Book review: WOLF IN WHITE VAN, by John Darnielle (Farrar, Straus, and Giroux: 2014), 209 pp.
I could explain that Wolf in White Van is a beautiful novel about pain. That it's the story of a teenaged boy who tried and failed to kill himself and has to live with the results. Or that it's the map of the world a damaged young man creates, first in his imagination, then in the form of a multiplayer mail-order game called Trace Italian, that saves his life — makes his life possible, after the accident — but kills someone else inadvertently. That's it's a novel told backwards, all action pulling back toward the horrible event itself, the horrible event becoming a kind of black hole of plot, its gravity drawing the reader through the story steadily, relentlessly, finally. Or I could describe it as a study in Zen, though the word is never used in the book, a lesson in accepting reality and letting go of judgment. It's a kind of detachment that's not easy to pull off in any case, but especially when the reaction to your appearance is simply, "Dude, your face."
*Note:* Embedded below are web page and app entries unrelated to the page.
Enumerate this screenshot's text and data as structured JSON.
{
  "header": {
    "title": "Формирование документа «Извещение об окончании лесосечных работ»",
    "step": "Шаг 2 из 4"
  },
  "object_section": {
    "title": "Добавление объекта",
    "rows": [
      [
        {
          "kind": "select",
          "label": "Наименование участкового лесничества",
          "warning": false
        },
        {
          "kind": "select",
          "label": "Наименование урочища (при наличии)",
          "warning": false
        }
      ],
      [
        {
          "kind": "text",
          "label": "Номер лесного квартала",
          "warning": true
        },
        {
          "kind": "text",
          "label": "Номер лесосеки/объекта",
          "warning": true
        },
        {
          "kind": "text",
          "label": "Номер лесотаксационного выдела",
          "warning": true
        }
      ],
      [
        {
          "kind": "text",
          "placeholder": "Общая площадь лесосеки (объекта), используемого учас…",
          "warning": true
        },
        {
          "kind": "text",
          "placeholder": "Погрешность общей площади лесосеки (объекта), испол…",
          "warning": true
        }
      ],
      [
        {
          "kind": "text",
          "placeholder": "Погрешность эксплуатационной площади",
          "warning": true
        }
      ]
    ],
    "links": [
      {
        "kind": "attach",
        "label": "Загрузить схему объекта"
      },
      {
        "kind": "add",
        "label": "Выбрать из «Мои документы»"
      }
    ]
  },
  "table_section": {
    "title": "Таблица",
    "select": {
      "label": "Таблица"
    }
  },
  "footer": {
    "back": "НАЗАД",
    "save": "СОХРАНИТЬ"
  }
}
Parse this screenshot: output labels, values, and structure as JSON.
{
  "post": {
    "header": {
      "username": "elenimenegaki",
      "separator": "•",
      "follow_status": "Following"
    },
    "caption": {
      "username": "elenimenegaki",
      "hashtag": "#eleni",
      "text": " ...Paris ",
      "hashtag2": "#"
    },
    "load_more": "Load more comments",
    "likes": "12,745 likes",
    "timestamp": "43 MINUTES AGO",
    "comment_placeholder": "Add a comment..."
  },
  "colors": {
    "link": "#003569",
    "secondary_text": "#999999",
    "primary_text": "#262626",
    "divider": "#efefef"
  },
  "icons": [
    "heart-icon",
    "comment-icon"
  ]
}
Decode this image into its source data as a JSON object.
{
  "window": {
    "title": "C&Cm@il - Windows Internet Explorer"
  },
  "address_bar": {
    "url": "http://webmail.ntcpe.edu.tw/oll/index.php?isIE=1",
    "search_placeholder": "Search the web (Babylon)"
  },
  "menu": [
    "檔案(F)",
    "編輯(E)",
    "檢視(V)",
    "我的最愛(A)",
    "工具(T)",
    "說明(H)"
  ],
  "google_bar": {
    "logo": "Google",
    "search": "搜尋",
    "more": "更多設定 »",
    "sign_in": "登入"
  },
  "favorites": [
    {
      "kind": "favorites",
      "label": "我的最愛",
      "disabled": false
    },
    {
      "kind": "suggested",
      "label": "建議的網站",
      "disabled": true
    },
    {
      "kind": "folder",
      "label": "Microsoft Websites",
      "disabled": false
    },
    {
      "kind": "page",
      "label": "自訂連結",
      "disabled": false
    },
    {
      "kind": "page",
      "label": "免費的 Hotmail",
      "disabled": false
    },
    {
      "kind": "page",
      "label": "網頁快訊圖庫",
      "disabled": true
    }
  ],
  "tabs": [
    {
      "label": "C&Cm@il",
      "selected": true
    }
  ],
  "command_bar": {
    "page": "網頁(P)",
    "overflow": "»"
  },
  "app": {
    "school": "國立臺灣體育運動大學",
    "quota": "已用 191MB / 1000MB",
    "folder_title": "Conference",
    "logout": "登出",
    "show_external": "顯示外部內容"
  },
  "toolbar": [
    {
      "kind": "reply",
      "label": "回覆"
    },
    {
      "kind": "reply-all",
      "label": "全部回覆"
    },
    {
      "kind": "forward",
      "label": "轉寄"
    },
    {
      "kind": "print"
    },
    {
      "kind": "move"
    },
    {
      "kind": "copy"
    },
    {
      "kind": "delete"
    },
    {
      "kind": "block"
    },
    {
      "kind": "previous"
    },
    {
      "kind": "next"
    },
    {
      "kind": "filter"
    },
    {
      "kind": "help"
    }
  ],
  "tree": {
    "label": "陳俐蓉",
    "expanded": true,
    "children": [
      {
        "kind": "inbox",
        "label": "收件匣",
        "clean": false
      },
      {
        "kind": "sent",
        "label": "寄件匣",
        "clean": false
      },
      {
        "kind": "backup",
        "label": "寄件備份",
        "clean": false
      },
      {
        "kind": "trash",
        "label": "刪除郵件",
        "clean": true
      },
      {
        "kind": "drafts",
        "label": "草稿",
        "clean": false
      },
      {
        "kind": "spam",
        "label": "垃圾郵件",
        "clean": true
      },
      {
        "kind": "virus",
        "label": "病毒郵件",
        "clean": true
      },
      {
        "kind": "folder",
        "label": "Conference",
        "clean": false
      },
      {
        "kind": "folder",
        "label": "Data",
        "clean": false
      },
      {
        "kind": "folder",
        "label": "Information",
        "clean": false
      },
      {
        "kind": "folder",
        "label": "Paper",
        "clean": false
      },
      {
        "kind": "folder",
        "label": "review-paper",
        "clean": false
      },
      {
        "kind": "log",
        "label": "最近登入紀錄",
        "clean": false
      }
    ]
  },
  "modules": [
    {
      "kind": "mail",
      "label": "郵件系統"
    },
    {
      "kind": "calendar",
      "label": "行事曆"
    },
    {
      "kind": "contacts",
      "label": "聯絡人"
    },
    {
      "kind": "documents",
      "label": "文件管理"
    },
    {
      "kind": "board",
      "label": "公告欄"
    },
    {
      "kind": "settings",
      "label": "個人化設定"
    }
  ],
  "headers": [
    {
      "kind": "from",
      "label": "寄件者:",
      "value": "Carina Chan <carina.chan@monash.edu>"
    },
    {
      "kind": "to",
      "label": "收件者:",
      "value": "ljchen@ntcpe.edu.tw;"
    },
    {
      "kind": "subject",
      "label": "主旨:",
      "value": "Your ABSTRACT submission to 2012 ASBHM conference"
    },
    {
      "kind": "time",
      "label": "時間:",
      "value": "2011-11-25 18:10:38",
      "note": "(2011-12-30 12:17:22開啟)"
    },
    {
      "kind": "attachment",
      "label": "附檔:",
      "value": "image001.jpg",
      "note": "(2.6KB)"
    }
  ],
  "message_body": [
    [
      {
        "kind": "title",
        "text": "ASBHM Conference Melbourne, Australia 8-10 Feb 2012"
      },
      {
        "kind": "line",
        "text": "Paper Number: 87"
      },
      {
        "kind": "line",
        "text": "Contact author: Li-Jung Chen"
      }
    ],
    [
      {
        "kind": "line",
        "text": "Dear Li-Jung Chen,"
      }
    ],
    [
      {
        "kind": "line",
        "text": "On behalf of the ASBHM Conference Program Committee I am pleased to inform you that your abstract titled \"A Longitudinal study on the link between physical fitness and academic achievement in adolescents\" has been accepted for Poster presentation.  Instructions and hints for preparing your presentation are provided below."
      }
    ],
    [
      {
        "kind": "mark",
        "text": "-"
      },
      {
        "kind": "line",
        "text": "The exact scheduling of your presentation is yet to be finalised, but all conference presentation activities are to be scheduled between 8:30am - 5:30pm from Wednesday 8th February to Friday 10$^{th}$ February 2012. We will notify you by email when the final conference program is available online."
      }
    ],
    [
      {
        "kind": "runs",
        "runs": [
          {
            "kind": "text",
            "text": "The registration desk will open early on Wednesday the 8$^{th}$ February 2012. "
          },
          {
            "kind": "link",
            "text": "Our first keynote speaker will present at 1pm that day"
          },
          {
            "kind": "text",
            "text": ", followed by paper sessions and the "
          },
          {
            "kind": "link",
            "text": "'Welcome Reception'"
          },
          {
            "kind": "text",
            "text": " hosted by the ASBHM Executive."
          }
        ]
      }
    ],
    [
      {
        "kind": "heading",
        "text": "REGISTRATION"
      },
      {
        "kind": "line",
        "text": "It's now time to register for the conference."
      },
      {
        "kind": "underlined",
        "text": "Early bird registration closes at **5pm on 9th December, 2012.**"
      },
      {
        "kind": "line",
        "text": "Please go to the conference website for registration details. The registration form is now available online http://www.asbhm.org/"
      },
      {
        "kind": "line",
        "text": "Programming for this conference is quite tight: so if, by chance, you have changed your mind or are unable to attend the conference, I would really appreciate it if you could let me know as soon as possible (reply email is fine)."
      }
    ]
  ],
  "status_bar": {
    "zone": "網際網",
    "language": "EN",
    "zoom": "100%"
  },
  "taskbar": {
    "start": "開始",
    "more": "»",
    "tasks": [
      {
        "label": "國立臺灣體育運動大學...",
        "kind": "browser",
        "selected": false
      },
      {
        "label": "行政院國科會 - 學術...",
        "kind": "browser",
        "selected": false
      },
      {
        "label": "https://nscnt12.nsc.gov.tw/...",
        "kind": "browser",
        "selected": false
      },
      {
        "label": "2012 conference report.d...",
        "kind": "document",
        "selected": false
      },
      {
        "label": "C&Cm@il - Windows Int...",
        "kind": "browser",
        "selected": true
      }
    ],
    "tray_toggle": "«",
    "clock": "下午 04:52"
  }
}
"People don't usually understand this when I try to explain it, which is why I've stopped trying, nor will ever try again, no not in courtrooms nor in conferences: but when it came down to the actual moment, I was trying to make the right decision." This is Sean Phillips, years later, remembering but not exactly explaining, why he picked up that gun one night in high school. Wolf in White Van is Sean Phillips afterward, the Sean Phillips who found, somewhere in the blank - but not actually blank - white ceiling of his hospital room, a way to keep on living after the fact. "You could let your attention rest there for a while; you could imagine the future of the ceiling, the battles playing out up there, camps pitched when the building was new back in unremembered time… You can see the ceiling in the next room, following the splits of the ceiling in its neighbor, and the one beyond that in turn and then the greater canvas, the sky at night gone flat and painted white, the constellations in the cracking paint, the dust the cracks brings into being as they form, finding free land where none had been before their coming."
In the nothingness that is Sean's new life, he creates something: Trace Italian, a game of strategy in which players try to make their slow, hesitant, dangerous way to the center of an nightmarish North America and Kansas, where the great walled fortress-the Trace Italian- offers safety at last. In the year after his accident, Sean wrote all the possible moves to the game; now, years later, he mails them out, one by one, to long-distance players he'll never meet. Trace Italian is his life, metaphorically and really, his livelihood and his place of safety. His players stalk the imaginary landscape, move by move, but not Sean, master of the game. "I remain in the stasis of the opening scene, bits of gravel sticking to my face, cold night coming on. I am strong enough to endure it. I am strong enough to remain in its arms forever. I won't get up; I have seen the interior once. I'm not going back. One thing I've learned is it's better sometimes, in the weeds, to resist the temptation to stand up and follow the compass."
I can't tell you much more about Wolf in White Van other than this: you should read it. It's a mystery novel, in its own way. As soon as I finished it I was tempted to immediately begin reading again but I stopped myself. I will read it again. But not to solve the mystery, which can't be solved. At least, I don't think so. If I find out something different, I'll let you know.
Welcome to Trace Italian, a game of strategy and survival! You may now make your first move.